Datone Jones knows a thing or two about pressure: He's been feeling a lot of it lately because he hasn't been applying much of it.
Jones, UCLA's 6-foot-5, 275 pound defensive end, entered this season with high expectations after a dominant spring and fall camp, but was nearly non existent during the early part of the season as he tallied only five tackles through the first three games and then went the next two without a tackle.
He began the to turn things around last week against Washington State when he had four tackles, including his first sack of the season, and played what was easily his best game this year.
"The first one is the hardest one to get," Jones said. "After I got the first one, I was hitting the quarterback pretty much all night. It just felt good. It felt like I scored a touchdown. It was a big relief to get that first one."
If UCLA is going to improve this season, it's going to need Jones and his fellow defensive linemen to build off the success they had against the Cougars. UCLA ranks 112th in the nation in sacks and tackles for a loss, averaging .83 sacks a game and 4.17 tackles for a loss per game--an indication that the defensive line is not getting penetration.

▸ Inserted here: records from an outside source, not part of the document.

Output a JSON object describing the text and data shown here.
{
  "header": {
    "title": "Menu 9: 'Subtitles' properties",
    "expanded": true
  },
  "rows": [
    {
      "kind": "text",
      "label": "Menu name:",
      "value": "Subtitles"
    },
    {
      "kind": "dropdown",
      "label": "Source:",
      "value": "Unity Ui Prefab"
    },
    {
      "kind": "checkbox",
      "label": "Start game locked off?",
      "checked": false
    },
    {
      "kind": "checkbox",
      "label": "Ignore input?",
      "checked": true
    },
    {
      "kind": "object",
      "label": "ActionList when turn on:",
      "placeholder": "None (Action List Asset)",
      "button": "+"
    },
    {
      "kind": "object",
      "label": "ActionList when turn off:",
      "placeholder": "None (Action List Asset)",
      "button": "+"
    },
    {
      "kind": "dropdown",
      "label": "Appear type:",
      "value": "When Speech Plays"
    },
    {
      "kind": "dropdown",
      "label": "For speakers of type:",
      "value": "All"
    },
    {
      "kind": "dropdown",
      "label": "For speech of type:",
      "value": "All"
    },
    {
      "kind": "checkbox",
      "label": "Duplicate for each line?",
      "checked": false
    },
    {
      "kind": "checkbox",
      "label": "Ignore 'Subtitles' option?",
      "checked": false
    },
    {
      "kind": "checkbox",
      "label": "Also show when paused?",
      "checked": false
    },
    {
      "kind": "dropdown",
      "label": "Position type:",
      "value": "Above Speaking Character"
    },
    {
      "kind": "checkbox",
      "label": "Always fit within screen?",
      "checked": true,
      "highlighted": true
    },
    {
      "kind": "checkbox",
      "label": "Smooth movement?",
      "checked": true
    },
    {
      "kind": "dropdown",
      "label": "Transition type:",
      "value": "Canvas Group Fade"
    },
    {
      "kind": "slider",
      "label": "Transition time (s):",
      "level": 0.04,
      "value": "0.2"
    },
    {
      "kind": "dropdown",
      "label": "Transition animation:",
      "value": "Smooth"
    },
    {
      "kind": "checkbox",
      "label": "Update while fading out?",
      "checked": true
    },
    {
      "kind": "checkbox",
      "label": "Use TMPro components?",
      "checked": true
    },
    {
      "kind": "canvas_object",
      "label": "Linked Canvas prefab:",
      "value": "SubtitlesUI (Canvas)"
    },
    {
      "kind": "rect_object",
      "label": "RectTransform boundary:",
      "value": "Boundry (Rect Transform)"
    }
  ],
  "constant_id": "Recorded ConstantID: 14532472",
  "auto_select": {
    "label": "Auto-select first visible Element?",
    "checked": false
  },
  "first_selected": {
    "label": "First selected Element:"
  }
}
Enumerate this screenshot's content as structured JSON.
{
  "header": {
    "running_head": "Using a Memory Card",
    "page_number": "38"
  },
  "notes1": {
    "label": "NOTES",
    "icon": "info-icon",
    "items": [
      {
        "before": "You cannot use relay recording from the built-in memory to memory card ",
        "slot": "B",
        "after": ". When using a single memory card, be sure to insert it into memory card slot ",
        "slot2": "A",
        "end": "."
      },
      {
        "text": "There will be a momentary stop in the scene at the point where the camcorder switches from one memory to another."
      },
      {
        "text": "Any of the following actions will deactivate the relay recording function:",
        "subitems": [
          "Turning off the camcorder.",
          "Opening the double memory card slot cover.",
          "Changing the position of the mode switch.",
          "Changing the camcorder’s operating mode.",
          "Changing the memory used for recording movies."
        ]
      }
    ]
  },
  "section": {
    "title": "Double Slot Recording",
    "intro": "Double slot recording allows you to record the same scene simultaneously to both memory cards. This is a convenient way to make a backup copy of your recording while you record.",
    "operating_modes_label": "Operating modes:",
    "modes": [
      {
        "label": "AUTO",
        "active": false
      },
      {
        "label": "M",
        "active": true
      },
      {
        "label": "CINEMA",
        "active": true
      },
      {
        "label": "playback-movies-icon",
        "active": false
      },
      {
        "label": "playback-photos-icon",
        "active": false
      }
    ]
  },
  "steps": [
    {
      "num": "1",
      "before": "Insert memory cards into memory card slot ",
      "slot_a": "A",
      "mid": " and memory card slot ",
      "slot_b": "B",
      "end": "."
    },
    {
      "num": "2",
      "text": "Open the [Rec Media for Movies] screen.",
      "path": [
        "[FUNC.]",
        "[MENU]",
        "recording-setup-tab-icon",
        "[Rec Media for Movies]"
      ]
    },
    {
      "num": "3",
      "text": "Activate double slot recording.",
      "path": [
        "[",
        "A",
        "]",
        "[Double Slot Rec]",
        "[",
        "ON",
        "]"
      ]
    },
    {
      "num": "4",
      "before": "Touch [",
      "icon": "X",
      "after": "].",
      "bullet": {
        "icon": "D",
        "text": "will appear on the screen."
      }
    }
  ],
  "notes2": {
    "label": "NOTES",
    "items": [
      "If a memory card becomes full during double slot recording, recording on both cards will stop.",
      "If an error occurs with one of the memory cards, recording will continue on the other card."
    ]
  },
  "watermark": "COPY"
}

But against the Cougars, UCLA had season highs of eight tackles for a loss and two sacks. It was all a matter of an attitude change, Jones said.
"I think it was just a case of realizing who we were," Jones said. "It seemed like we had some preseason hype about doing big things but we were just playing as individuals. We sat down and had a few talks and the whole week of practice we were engaged and focused and we clicked as a unit and once we clicked as a unit, we had the quarterback moving his feet and throwing pad passes."
Jones' first sack came at an opportune time. Washington State had a second and goal at the UCLA three yard line when Jones got to Marshall Lobbestael. It was only a one-yard loss, but Lobbeestael missed a pas son the next play and the Cougars had to settle for a field goal.
But Jones had perhaps the biggest play of the night on a third and eight play in the fourth quarter. With UCLA trailing, 22-20, Jones pressured Lobbestael out of the pocket, dove at his feet and tripped him up just as he got to the line of scrimmage. Had Jones missed, it would have been an easy first down. Instead, Washington State against kicked a field goal for a 25-22 lead and the UCLA offense responded with the game-winning touchdown.
"Forget the sack, that was the biggest play of the game," Jones said. "And it all goes back to going full speed 100 percent of the time. "I feel like that could have been an issue, too. I see the ball go away from me and I’d be like, somebody else is going to have to make this play. That’s how it was, but I said forget it this game. If the ball is 40 yards downfield, then I’m going to make that tackle. The effort was there that game and that’s how it has to be."
Defensive coordinator Joe Tresey had preached about the defense needing to turn up the energy level and he said he finally saw some signs of that against Washington State. Both UCLA sacks came with defenders chasing down Lobbestael from behind and tripping him up.
"We kept playing," Tresey said. "I don’t know if we would have gotten those sacks against Houston or against San Jose. Now they’re getting it. They’re going, they’re going, they’re going. I think it’s just understanding what urgency really is and what playing 100 miles an hour every snap is."
As he has struggled this season, Jones has started to lose playing time to Owamagbe Odighizuwa, Iuta Tepa and Keenan Graham. He said he sulked about that for a couple of games, which is part of the reason he didn't get a tackle against Stanford or Oregon State.
Now, however, he's refocused and vows to stop believing in his own hype and to keep his energy level where it needs to be.
"Now I know what it takes to play to my capabilities," Jones said. "The funny thing about it is I feel like I still didn’t play my best game. There’s a lot more I can improve on and I'm going to start that going into Arizona."